- have rare genetic conditions such as Li-Fraumeni syndrome, Rothmund-Thomson syndrome and Retinoblastoma.
How is bone cancer diagnosed?
- X-ray – that highlights the abnormal part of the bone on its location, size, and shape of bone tumour.
- Computed tomography (CT) scan – is a series of detailed pictures of areas inside the body, taken from different angles created by a computer linked to an x-ray machine.
- Magnetic resonance imaging (MRI) scan – which uses a powerful magnet linked to a computer to create detailed pictures of the specific parts of body without radiation.
- Positron emission tomography (PET) scan – is which a small amount of radioactive glucose (sugar) is injected into a vein and go through usually a CT scanner to pick up cancer cells that often take up more glucose than normal cells and could therefore be a powerful scan to find the cancer cells in the body.

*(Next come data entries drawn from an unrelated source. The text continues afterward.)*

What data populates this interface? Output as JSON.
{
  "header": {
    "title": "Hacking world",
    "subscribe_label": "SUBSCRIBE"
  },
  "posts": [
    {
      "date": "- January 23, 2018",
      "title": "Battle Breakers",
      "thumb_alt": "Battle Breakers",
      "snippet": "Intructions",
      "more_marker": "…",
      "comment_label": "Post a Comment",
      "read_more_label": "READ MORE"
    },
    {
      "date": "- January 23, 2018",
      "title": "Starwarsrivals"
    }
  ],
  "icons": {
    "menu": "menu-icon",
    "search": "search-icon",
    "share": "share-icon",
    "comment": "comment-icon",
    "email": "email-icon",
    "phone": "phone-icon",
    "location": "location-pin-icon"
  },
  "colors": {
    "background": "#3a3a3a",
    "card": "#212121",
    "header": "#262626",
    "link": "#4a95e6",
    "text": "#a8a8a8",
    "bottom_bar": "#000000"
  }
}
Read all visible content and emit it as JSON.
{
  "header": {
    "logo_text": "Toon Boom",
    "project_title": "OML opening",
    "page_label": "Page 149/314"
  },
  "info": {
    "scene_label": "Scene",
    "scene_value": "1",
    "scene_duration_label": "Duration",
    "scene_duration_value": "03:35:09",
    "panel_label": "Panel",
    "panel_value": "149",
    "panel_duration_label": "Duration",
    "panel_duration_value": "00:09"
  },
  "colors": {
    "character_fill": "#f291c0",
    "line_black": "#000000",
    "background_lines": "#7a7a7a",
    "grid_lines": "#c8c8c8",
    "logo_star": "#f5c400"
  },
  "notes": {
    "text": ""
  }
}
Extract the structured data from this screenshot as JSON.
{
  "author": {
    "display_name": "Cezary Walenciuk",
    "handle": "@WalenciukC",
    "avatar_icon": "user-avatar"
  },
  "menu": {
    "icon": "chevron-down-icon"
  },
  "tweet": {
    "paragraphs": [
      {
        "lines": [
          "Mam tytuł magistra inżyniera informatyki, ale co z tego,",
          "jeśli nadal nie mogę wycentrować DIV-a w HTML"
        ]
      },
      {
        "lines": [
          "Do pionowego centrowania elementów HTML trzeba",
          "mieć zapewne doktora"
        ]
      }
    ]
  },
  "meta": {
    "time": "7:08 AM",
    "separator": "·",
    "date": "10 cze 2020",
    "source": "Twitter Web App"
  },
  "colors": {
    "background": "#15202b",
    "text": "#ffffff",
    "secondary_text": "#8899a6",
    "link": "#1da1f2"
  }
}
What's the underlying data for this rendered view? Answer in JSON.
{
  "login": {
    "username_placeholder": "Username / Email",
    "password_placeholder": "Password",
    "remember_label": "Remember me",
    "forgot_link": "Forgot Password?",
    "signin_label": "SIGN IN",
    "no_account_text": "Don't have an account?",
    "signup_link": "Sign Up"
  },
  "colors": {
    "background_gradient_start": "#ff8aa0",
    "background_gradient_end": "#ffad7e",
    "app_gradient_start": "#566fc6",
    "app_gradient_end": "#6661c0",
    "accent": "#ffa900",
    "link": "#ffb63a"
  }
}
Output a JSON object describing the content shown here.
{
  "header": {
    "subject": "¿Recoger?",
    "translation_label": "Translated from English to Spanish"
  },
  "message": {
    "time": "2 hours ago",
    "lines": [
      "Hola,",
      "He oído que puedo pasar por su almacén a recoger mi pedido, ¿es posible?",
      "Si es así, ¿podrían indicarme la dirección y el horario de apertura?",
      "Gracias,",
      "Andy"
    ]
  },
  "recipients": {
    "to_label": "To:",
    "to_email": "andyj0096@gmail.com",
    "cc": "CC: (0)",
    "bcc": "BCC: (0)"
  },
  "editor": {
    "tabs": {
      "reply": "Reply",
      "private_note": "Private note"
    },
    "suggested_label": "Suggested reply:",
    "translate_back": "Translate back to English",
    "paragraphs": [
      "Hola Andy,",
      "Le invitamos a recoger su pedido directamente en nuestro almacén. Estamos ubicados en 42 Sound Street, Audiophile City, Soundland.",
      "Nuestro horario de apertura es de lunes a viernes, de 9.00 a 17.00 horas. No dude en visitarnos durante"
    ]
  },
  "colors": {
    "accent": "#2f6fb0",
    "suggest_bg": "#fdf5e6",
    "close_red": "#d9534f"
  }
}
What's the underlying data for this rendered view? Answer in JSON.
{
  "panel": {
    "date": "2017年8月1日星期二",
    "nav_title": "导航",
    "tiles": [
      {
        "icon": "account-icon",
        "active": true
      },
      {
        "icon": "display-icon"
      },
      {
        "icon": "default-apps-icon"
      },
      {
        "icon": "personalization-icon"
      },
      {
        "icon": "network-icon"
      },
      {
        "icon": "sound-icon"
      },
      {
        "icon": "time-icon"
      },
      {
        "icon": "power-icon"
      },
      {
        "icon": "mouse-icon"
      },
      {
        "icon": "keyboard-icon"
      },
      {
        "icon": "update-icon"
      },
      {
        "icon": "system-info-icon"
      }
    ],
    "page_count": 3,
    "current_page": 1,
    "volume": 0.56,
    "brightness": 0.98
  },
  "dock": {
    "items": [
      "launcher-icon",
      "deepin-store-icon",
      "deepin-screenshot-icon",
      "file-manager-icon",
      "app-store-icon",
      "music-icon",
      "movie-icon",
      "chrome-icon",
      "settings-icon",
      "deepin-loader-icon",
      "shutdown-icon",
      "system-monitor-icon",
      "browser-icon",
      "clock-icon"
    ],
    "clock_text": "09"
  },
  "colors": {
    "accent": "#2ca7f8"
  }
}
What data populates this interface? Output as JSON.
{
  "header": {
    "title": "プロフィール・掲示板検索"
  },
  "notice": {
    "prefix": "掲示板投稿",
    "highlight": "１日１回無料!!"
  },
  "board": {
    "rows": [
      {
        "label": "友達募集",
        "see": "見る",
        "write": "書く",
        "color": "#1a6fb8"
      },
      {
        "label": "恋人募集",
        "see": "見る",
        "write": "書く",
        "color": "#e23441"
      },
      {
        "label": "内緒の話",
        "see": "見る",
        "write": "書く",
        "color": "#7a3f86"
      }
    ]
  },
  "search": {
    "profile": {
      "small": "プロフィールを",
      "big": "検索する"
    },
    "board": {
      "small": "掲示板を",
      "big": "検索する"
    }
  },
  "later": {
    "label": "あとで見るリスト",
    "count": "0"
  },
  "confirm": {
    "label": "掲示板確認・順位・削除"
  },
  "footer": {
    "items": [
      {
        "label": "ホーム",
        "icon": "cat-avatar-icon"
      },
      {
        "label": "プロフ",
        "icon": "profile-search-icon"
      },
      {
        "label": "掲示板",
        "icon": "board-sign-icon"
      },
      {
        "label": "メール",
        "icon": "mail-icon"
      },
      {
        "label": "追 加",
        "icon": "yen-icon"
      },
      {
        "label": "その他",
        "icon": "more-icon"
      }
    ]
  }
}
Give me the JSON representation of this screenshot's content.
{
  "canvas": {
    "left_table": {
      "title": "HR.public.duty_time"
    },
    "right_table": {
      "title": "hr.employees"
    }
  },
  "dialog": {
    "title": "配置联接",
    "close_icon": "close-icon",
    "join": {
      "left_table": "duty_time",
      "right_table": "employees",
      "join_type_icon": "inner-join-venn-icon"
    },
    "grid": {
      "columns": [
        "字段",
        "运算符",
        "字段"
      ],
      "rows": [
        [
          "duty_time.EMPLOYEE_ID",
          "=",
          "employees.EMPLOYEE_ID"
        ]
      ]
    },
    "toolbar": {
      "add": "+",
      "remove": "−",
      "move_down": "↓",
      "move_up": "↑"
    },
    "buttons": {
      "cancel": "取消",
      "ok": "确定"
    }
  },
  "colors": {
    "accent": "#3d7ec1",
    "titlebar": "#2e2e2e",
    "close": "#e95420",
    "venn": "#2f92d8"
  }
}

- Biopsy – removal of part of the suspected tissue of a bone tumour and examined by a qualified pathologist to determine the nature of the tissue cells.
Treatment for bone cancer depends on the type of bone cancer you have and how far it has spread. Most people have a combination of:
- surgery to remove the section of cancerous bone
The outlook for bone cancer depends on factors such as your age, the type of bone cancer you have, how far the cancer has spread (the stage), and how likely it is to spread further (the grade).
Generally, bone cancer is much easier to cure in otherwise healthy people whose cancer hasn’t spread.